For me, everything is alive, rock, grass, tree, bush, air, water, fire, everything has a spirit and that means that everything has life and should be honored and respected.

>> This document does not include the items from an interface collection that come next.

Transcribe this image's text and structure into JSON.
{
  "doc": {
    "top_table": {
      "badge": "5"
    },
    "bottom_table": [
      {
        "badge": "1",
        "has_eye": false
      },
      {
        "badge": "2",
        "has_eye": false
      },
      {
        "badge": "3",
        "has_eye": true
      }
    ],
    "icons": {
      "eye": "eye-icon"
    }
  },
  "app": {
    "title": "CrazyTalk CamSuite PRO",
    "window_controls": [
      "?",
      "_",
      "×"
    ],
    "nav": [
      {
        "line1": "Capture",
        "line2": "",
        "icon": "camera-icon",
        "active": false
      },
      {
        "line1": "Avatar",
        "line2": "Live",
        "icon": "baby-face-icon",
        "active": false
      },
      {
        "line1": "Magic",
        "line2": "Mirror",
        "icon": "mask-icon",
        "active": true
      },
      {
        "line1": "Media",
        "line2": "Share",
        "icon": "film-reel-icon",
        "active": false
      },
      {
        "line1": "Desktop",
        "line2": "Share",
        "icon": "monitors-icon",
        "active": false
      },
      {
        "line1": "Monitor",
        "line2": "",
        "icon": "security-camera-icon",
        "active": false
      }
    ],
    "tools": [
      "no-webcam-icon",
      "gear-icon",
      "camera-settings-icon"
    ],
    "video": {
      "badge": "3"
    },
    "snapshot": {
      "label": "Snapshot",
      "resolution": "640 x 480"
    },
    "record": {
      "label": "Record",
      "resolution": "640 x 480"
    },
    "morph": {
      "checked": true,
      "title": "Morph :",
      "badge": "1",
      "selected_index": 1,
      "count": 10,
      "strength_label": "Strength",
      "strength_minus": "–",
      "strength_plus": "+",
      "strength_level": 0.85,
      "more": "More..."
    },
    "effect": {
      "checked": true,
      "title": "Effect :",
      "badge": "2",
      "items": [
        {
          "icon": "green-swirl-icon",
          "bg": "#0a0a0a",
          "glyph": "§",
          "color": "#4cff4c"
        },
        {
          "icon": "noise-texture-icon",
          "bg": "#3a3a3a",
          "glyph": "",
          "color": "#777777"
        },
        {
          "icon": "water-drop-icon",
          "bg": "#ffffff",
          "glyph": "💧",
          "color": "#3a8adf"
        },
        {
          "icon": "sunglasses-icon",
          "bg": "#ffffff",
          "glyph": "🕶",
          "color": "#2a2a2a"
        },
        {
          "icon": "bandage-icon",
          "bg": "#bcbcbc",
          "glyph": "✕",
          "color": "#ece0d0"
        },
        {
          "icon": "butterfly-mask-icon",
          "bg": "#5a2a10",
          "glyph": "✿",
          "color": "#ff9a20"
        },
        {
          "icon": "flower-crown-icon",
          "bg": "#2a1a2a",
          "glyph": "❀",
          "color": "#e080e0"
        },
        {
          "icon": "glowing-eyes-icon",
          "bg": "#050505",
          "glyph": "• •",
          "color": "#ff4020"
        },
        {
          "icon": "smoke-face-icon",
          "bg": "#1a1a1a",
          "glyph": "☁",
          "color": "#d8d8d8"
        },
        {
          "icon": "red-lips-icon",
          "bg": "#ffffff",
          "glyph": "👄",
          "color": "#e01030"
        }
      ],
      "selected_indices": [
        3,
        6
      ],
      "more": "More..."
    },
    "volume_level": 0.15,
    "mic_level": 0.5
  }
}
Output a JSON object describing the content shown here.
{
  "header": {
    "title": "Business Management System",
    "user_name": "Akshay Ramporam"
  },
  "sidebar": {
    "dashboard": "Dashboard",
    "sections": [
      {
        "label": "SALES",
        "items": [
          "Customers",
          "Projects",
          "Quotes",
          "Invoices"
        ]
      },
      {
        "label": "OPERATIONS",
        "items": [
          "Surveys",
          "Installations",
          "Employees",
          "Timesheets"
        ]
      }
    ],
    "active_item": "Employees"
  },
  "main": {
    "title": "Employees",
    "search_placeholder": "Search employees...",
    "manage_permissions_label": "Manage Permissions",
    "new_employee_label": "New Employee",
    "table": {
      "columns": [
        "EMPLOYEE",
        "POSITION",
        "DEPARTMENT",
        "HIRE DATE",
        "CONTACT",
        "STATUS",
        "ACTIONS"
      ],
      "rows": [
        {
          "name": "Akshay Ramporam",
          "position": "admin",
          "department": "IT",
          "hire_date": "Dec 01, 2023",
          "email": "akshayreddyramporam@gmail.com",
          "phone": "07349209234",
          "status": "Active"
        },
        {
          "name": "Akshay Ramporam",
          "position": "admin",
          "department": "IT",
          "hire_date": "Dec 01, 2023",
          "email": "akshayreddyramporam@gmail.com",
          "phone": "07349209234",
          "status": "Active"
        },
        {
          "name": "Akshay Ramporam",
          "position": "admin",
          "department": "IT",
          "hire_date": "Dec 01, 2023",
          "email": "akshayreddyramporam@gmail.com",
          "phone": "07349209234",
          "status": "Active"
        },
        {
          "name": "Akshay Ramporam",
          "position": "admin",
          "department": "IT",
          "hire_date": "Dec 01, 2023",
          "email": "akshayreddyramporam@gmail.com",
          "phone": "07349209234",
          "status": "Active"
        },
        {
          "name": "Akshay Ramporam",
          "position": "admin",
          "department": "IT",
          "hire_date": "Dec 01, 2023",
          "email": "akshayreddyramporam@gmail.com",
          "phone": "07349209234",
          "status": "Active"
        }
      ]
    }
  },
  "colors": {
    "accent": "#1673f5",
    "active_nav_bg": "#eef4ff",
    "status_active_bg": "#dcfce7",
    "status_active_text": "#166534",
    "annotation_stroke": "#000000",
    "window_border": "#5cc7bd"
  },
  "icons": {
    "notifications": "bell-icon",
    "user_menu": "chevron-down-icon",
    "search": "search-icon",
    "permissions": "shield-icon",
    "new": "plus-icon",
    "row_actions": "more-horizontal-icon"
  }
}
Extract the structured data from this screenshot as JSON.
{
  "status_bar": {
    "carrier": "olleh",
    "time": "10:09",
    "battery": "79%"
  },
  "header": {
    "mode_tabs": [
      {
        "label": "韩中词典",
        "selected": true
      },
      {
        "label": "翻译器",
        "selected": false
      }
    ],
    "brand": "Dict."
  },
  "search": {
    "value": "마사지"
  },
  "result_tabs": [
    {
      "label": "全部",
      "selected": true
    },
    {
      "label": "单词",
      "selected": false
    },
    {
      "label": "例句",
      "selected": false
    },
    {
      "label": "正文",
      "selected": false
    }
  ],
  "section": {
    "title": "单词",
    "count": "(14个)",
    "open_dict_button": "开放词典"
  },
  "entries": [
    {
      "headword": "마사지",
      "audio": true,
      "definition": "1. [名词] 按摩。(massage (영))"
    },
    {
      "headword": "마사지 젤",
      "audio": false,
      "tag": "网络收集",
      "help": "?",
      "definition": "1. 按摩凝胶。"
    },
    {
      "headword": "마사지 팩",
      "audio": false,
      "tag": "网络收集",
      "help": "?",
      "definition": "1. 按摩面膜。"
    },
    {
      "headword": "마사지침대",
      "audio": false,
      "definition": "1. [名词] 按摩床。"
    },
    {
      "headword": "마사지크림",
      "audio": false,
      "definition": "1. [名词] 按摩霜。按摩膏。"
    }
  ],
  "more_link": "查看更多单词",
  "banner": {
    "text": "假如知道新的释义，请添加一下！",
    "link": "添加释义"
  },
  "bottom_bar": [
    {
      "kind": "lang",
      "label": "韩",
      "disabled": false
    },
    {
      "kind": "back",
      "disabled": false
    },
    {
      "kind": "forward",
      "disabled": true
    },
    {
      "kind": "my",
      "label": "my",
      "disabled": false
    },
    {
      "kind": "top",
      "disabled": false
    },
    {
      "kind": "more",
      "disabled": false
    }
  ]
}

It's difficult to be quantitative....and maybe that's the wrong word....for how widely this ethic is taking hold.  Many cultures seemed to share this belief but have been pushed to the fringes in recent decades.  I'm grateful for having embraced some of these notions.....can feel the difference between when I was much younger and now.  In earlier days, a tree was just a the way of "progress", be it an addition on the house, a concrete driveway to be poured, more manicured lawn to be seeded, etc.   That tree was just cut down with no further consideration.  But just yesterday as we needed to thin out some trees that were over-crowding a rarer oak on the property, I pretty much did a similar thing to what you described but clearly without the cultural history behind me.  I apologized to it and gave it thanks for holding the bank near our stream.  For providing home for the past bird nests and seeds for the squirrels.  Finally, it was offered thanks for the wood that would provide heat in the winter and offered homage to its brothers and sisters and ancestors nearby.  I realize it's a pretty small change in our thinking and feeling....but I've tried to relay this change in sentiment to others met along the way as one small way to assist the evolution of this view.  At a gut level, I actually think that people 'want' to have this kind of connection and compassion for the "others", but are too stuck in the cultural rut to change without some sort of assistance.  So.....just like "the job you don't get is the one you don't apply for..", I guess I feel "the person who stays stuck may be the one you don't offer help to...".
1 month ago

Peter VanDerWal wrote:My thought is to buy used EV battery packs.  .......
EV batteries might still have a lot of life left in them, but are replaced because they no longer provide the range required, or they are available because the original vehicle was wrecked, etc.

Peter, as the EV market is relatively new, is there a common source for these jettisoned they go to wrecking yards or are they relocated to some other distributor?  Thanks!
1 month ago

William Bronson wrote:  How big do they have to be to tap?
I'm trying to build a food forest based beverage business, lots of tart berries, mints ,sugarbeets,  nutsedge, etc.
Raw saps could be a great draw at the farmers market.

I'm not sure how small you could go....I've done only as small as ~8" diameter.  But also to add that tree sap soda is a rage beverage!:
1 month ago